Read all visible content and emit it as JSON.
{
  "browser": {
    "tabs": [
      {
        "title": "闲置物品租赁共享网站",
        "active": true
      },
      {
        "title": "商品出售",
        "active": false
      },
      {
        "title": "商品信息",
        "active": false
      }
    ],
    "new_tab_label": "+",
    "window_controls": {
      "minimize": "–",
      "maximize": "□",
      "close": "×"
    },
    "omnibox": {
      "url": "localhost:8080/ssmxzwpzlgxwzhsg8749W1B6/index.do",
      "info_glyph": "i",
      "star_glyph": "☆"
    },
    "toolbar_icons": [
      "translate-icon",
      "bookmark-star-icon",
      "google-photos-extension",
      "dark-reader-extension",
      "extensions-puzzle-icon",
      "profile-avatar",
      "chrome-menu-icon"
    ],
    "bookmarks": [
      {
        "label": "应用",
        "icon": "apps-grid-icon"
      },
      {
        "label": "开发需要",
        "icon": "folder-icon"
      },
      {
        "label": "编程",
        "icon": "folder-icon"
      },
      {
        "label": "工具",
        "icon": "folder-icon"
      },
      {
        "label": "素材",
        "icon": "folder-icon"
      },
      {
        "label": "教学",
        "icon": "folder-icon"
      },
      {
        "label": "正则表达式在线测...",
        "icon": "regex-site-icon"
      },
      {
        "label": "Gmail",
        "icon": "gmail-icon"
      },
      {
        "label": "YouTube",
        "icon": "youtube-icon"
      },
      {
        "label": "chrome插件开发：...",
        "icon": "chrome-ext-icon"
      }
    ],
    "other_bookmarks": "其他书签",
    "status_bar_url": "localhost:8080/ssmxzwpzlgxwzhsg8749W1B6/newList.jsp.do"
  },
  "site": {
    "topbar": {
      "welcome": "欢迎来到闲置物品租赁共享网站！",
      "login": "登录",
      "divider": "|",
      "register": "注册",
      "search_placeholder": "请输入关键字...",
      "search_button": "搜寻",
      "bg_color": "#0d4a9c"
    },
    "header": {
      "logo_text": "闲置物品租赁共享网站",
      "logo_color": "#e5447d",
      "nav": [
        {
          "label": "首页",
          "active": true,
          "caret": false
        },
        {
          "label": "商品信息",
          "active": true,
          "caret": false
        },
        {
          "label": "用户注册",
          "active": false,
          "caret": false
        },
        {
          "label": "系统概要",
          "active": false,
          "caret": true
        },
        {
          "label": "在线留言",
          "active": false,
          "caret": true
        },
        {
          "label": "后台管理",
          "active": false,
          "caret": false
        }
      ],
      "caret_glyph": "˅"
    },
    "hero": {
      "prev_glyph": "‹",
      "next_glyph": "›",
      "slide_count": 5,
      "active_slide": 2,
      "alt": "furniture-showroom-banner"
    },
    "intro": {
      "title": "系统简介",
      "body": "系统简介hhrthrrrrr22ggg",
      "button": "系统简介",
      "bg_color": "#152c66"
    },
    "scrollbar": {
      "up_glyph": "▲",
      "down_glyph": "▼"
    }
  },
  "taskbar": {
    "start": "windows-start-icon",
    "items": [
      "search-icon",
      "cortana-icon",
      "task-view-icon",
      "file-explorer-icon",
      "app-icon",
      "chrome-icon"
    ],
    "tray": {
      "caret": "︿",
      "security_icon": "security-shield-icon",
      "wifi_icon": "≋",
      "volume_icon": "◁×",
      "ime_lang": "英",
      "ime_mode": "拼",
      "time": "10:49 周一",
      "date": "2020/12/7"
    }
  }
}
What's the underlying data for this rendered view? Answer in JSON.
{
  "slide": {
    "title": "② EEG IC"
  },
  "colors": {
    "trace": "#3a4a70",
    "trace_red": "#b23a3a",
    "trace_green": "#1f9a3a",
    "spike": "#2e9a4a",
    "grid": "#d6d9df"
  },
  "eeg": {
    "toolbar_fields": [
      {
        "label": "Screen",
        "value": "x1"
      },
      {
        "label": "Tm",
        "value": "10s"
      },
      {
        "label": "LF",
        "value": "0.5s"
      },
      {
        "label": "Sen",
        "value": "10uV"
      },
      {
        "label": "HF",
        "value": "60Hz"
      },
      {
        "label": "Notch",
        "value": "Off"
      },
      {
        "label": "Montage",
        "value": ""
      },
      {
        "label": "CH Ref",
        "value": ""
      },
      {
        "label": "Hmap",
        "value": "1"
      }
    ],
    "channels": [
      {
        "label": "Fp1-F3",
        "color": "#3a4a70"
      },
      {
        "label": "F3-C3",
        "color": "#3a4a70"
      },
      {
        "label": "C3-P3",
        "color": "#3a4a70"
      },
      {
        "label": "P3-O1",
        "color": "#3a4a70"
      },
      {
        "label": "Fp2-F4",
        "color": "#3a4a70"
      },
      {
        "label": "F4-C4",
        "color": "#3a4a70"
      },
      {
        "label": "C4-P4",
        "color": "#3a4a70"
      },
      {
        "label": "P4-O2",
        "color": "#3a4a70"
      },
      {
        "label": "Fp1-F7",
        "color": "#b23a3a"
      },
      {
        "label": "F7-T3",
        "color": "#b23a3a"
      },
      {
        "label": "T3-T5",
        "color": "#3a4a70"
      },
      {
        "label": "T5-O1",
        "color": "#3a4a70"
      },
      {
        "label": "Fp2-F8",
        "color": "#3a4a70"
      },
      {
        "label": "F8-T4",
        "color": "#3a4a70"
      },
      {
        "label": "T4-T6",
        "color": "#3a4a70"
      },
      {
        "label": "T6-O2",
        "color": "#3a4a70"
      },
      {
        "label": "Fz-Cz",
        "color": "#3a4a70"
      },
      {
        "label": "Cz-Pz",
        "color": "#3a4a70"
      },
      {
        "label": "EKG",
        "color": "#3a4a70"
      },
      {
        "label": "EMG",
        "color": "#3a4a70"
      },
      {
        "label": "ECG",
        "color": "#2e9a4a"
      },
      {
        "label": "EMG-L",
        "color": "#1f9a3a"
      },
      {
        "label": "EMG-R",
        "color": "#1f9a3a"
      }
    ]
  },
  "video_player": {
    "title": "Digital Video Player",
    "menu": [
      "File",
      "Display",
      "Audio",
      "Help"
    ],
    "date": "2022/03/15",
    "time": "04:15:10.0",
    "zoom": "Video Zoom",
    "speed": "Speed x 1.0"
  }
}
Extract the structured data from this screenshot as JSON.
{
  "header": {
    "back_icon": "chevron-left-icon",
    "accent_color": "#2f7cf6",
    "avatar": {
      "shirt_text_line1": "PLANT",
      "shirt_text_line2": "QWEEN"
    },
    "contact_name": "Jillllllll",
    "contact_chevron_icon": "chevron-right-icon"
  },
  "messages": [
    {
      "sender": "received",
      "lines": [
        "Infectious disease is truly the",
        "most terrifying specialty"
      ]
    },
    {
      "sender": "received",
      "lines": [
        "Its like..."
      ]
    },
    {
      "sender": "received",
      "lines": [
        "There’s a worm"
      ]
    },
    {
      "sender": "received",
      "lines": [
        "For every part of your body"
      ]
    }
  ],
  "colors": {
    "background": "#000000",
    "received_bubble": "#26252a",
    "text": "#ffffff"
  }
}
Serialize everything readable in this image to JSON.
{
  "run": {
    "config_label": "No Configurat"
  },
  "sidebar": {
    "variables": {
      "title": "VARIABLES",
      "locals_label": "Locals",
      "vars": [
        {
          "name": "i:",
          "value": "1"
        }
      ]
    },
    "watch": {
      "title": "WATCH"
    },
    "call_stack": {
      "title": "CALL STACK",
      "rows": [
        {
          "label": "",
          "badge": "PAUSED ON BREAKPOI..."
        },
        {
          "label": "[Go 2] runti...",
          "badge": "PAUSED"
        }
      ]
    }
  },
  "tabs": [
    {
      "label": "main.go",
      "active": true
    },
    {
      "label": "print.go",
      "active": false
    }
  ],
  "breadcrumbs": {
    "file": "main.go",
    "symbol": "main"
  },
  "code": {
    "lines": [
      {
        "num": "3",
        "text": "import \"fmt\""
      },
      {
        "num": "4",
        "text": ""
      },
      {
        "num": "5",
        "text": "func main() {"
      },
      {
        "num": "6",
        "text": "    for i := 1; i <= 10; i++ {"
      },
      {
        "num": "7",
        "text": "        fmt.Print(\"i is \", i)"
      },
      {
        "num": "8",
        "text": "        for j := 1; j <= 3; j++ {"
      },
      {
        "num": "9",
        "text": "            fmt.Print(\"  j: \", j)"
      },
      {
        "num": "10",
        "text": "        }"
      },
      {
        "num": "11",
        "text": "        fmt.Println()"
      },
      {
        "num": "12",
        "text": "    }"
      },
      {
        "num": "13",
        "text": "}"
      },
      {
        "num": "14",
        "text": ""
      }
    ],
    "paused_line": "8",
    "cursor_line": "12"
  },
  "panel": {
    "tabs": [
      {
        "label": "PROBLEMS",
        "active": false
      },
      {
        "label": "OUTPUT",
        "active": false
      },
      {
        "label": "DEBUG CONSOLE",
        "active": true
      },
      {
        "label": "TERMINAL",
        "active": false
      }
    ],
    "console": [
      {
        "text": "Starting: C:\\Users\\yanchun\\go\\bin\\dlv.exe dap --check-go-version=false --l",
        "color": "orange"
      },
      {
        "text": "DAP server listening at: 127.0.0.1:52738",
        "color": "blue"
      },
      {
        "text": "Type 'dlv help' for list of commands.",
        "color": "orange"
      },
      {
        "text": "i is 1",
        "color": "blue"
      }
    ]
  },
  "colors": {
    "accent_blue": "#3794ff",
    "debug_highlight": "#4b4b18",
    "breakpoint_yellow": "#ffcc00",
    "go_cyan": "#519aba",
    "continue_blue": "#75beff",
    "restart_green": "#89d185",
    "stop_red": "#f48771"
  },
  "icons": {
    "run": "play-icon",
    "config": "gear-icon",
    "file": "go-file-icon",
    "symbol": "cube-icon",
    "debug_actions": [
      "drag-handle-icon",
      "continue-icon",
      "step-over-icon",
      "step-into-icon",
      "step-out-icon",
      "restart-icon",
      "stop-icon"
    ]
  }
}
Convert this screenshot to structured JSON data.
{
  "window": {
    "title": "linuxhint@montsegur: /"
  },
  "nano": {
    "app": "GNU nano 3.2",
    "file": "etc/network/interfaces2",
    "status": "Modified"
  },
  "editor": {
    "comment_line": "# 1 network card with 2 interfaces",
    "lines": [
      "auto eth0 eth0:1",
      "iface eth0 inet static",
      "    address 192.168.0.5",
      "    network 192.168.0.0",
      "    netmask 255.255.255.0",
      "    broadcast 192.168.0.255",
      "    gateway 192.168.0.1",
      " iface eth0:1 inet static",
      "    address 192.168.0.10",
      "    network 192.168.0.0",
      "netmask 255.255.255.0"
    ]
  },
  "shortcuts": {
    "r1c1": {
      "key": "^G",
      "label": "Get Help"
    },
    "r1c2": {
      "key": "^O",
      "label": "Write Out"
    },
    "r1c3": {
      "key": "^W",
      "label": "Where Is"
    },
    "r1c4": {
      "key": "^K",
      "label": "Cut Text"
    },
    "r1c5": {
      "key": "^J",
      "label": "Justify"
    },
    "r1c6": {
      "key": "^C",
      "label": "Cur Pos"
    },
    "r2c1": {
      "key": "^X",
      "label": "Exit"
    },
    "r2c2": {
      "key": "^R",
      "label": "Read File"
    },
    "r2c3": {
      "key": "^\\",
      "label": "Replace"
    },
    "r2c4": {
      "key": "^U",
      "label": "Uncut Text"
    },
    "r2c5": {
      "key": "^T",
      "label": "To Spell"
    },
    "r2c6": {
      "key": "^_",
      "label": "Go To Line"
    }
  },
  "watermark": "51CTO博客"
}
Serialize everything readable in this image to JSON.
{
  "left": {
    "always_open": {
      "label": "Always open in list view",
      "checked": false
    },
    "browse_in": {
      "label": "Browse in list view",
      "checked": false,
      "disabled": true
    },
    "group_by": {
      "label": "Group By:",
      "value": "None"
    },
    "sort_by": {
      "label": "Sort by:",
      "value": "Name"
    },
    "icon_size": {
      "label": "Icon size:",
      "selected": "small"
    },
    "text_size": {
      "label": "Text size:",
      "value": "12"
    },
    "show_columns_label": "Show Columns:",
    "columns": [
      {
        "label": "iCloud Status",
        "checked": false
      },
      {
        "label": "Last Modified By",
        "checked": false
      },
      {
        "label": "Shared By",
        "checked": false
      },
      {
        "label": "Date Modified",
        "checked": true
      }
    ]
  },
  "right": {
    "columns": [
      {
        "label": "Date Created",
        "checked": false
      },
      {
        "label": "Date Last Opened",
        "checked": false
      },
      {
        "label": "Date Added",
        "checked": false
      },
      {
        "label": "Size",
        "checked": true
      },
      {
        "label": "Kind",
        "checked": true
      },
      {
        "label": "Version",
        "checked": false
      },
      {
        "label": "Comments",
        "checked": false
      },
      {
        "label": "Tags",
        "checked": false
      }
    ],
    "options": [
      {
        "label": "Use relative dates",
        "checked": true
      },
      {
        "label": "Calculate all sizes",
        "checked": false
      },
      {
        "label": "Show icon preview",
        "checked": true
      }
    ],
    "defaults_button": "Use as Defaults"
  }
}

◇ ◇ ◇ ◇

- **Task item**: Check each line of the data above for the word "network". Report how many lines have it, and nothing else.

- **Written answer**: 4